::: Data for analysis :::

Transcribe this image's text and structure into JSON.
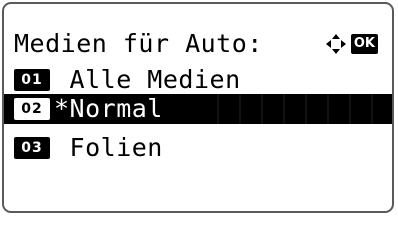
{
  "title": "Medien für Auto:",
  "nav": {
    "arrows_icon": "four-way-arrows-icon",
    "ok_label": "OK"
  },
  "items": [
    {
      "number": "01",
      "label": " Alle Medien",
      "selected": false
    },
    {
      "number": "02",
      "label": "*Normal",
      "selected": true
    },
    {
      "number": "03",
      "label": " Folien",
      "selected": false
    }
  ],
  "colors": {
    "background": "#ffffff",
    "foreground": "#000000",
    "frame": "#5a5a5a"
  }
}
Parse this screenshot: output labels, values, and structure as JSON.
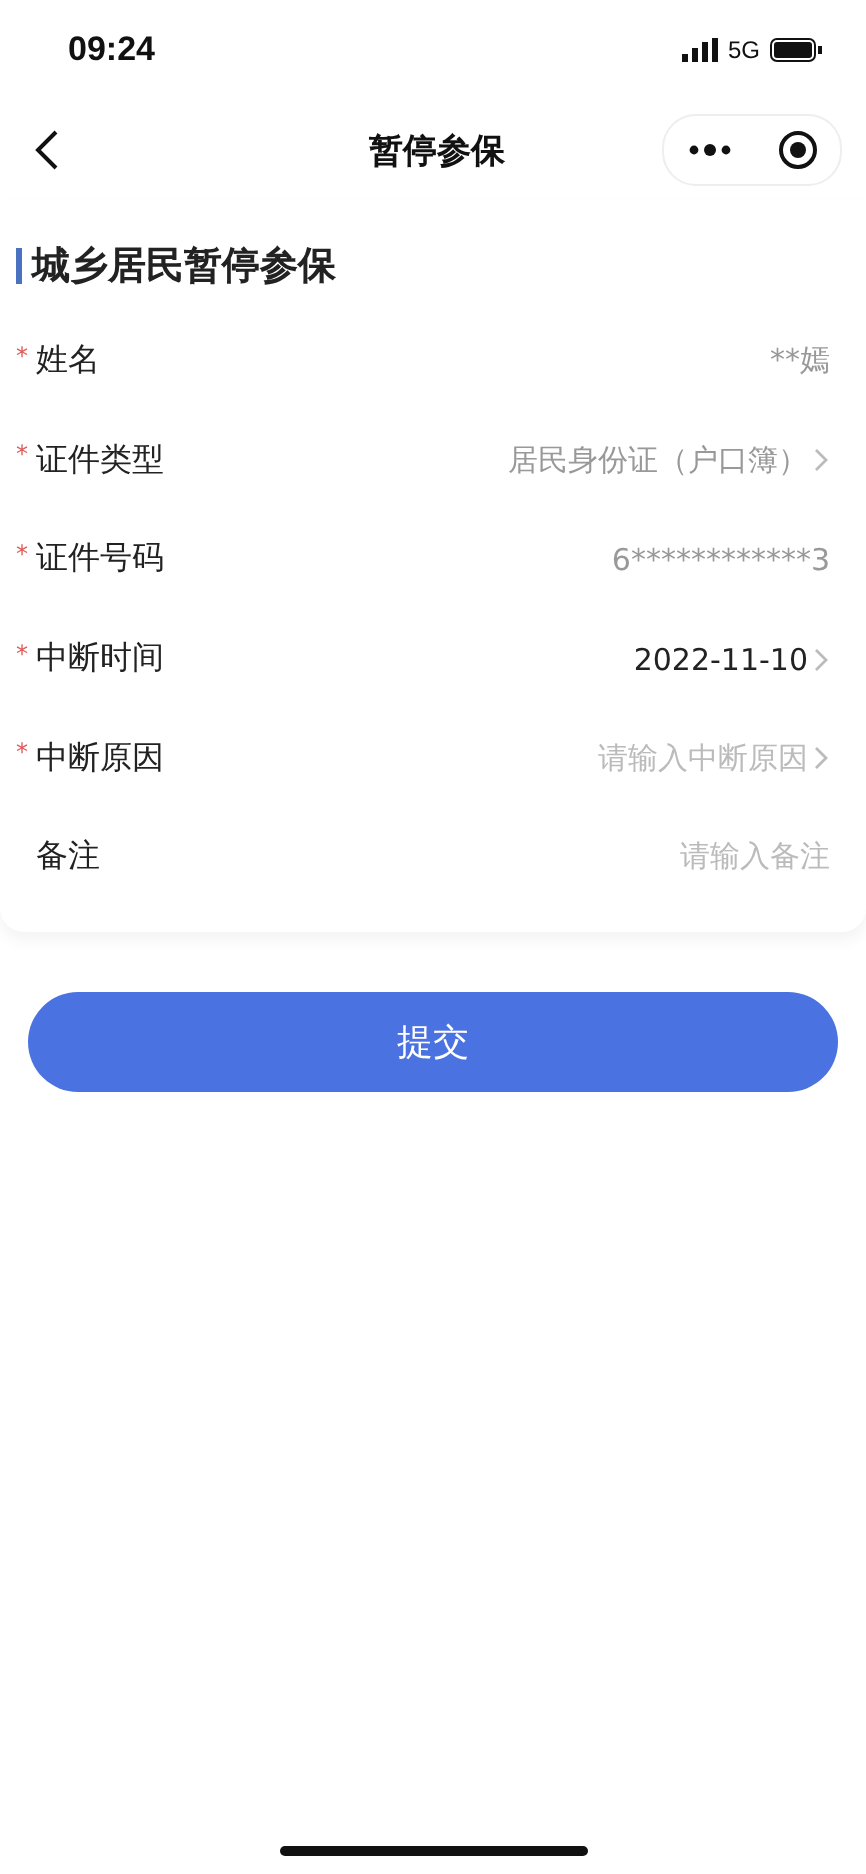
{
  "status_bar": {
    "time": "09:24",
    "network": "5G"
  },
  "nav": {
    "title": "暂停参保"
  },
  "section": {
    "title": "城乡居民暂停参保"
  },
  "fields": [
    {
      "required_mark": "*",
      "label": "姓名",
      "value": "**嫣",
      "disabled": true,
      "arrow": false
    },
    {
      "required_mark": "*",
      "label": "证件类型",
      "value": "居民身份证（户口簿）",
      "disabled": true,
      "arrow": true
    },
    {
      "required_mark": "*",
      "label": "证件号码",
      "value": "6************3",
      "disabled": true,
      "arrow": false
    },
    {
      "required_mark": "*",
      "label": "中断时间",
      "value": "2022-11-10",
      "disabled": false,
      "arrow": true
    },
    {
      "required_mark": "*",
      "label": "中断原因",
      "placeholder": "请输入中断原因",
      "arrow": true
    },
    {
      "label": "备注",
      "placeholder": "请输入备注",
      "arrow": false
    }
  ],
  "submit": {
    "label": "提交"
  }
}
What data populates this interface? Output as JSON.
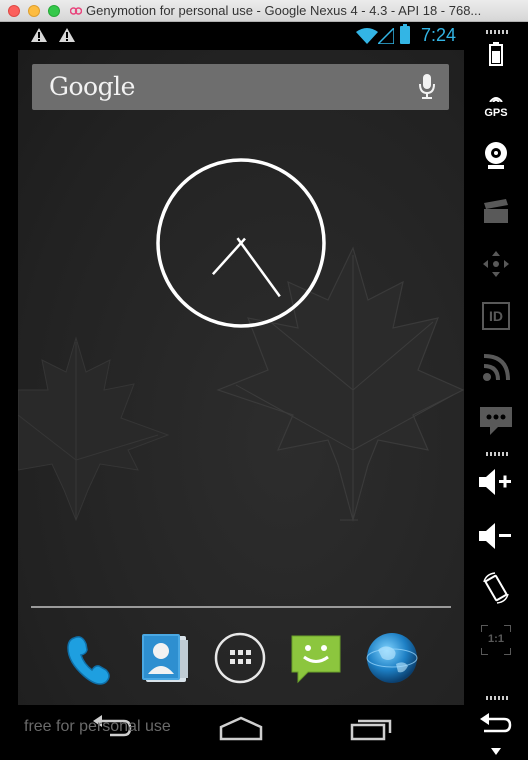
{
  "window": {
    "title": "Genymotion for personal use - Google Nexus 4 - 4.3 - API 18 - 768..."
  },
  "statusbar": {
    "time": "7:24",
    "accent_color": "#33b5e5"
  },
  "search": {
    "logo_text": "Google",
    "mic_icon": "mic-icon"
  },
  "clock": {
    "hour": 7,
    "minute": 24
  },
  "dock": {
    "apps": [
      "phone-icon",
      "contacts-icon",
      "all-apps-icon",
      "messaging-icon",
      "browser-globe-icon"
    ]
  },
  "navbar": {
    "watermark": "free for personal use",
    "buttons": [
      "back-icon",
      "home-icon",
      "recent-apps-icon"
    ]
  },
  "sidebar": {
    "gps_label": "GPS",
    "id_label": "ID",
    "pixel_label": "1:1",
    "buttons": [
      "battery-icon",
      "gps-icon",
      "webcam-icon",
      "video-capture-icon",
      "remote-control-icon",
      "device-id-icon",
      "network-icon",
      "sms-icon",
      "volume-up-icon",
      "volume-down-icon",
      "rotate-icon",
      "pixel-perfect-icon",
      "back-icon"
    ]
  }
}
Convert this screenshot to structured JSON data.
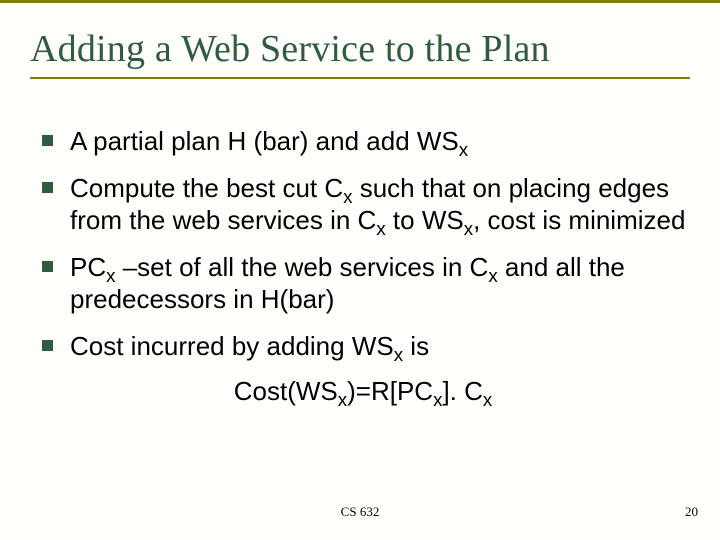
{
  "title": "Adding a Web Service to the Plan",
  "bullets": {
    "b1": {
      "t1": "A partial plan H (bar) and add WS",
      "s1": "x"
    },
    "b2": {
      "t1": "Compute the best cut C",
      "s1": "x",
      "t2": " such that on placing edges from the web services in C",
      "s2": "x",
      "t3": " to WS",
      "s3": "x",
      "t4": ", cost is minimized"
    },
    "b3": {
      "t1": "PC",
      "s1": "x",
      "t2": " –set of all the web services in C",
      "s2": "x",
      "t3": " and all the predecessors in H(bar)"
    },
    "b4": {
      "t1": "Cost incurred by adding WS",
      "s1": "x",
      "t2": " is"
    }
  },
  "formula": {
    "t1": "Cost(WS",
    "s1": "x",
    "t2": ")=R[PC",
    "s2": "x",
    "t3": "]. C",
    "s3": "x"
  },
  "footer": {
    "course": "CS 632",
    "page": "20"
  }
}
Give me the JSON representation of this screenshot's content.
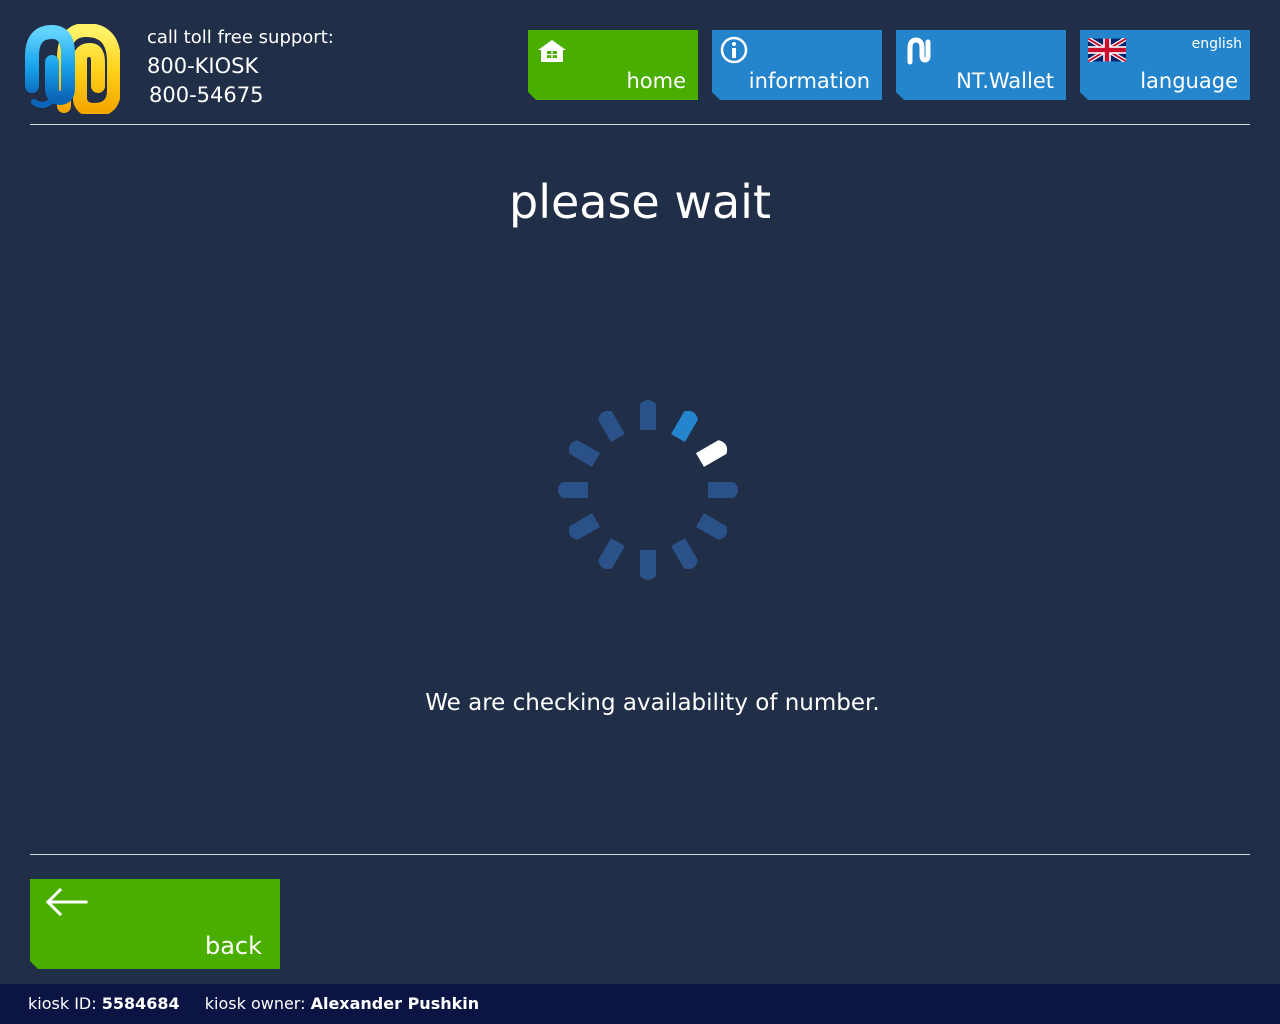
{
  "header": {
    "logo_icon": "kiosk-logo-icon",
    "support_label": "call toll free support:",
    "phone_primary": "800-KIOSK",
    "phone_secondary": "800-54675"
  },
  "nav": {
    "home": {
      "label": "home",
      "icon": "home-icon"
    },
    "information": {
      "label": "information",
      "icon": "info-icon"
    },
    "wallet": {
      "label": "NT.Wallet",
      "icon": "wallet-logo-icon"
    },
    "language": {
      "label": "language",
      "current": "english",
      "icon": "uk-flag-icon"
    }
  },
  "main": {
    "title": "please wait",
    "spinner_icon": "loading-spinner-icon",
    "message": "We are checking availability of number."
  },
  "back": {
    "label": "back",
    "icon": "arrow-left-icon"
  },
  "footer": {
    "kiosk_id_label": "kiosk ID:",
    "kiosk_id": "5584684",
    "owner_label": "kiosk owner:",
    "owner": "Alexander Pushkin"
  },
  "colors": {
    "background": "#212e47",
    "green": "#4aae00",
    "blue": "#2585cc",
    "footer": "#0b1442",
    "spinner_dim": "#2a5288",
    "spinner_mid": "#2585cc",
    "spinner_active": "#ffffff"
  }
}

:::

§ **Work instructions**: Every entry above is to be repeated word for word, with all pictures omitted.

§ **Task answer**:
Transcribe this image's text and structure into JSON.
{
  "title": "Medien für Auto:",
  "nav": {
    "arrows_icon": "four-way-arrows-icon",
    "ok_label": "OK"
  },
  "items": [
    {
      "number": "01",
      "label": " Alle Medien",
      "selected": false
    },
    {
      "number": "02",
      "label": "*Normal",
      "selected": true
    },
    {
      "number": "03",
      "label": " Folien",
      "selected": false
    }
  ],
  "colors": {
    "background": "#ffffff",
    "foreground": "#000000",
    "frame": "#5a5a5a"
  }
}
Parse this screenshot: output labels, values, and structure as JSON.
{
  "status_bar": {
    "time": "09:24",
    "network": "5G"
  },
  "nav": {
    "title": "暂停参保"
  },
  "section": {
    "title": "城乡居民暂停参保"
  },
  "fields": [
    {
      "required_mark": "*",
      "label": "姓名",
      "value": "**嫣",
      "disabled": true,
      "arrow": false
    },
    {
      "required_mark": "*",
      "label": "证件类型",
      "value": "居民身份证（户口簿）",
      "disabled": true,
      "arrow": true
    },
    {
      "required_mark": "*",
      "label": "证件号码",
      "value": "6************3",
      "disabled": true,
      "arrow": false
    },
    {
      "required_mark": "*",
      "label": "中断时间",
      "value": "2022-11-10",
      "disabled": false,
      "arrow": true
    },
    {
      "required_mark": "*",
      "label": "中断原因",
      "placeholder": "请输入中断原因",
      "arrow": true
    },
    {
      "label": "备注",
      "placeholder": "请输入备注",
      "arrow": false
    }
  ],
  "submit": {
    "label": "提交"
  }
}
What data populates this interface? Output as JSON.
{
  "window": {
    "title": "Genymotion for personal use - Google Nexus 4 - 4.3 - API 18 - 768..."
  },
  "statusbar": {
    "time": "7:24",
    "accent_color": "#33b5e5"
  },
  "search": {
    "logo_text": "Google",
    "mic_icon": "mic-icon"
  },
  "clock": {
    "hour": 7,
    "minute": 24
  },
  "dock": {
    "apps": [
      "phone-icon",
      "contacts-icon",
      "all-apps-icon",
      "messaging-icon",
      "browser-globe-icon"
    ]
  },
  "navbar": {
    "watermark": "free for personal use",
    "buttons": [
      "back-icon",
      "home-icon",
      "recent-apps-icon"
    ]
  },
  "sidebar": {
    "gps_label": "GPS",
    "id_label": "ID",
    "pixel_label": "1:1",
    "buttons": [
      "battery-icon",
      "gps-icon",
      "webcam-icon",
      "video-capture-icon",
      "remote-control-icon",
      "device-id-icon",
      "network-icon",
      "sms-icon",
      "volume-up-icon",
      "volume-down-icon",
      "rotate-icon",
      "pixel-perfect-icon",
      "back-icon"
    ]
  }
}
Convert this screenshot to structured JSON data.
{
  "title": "Adding a Web Service to the Plan",
  "bullets": {
    "b1": {
      "t1": "A partial plan H (bar) and add WS",
      "s1": "x"
    },
    "b2": {
      "t1": "Compute the best cut C",
      "s1": "x",
      "t2": " such that on placing edges from the web services in C",
      "s2": "x",
      "t3": " to WS",
      "s3": "x",
      "t4": ", cost is minimized"
    },
    "b3": {
      "t1": "PC",
      "s1": "x",
      "t2": " –set of all the web services in C",
      "s2": "x",
      "t3": " and all the predecessors in H(bar)"
    },
    "b4": {
      "t1": "Cost incurred by adding WS",
      "s1": "x",
      "t2": " is"
    }
  },
  "formula": {
    "t1": "Cost(WS",
    "s1": "x",
    "t2": ")=R[PC",
    "s2": "x",
    "t3": "]. C",
    "s3": "x"
  },
  "footer": {
    "course": "CS 632",
    "page": "20"
  }
}
Give me the JSON representation of this screenshot's content.
{
  "header": {
    "logo_icon": "kiosk-logo-icon",
    "support_label": "call toll free support:",
    "phone_primary": "800-KIOSK",
    "phone_secondary": "800-54675"
  },
  "nav": {
    "home": {
      "label": "home",
      "icon": "home-icon"
    },
    "information": {
      "label": "information",
      "icon": "info-icon"
    },
    "wallet": {
      "label": "NT.Wallet",
      "icon": "wallet-logo-icon"
    },
    "language": {
      "label": "language",
      "current": "english",
      "icon": "uk-flag-icon"
    }
  },
  "main": {
    "title": "please wait",
    "spinner_icon": "loading-spinner-icon",
    "message": "We are checking availability of number."
  },
  "back": {
    "label": "back",
    "icon": "arrow-left-icon"
  },
  "footer": {
    "kiosk_id_label": "kiosk ID:",
    "kiosk_id": "5584684",
    "owner_label": "kiosk owner:",
    "owner": "Alexander Pushkin"
  },
  "colors": {
    "background": "#212e47",
    "green": "#4aae00",
    "blue": "#2585cc",
    "footer": "#0b1442",
    "spinner_dim": "#2a5288",
    "spinner_mid": "#2585cc",
    "spinner_active": "#ffffff"
  }
}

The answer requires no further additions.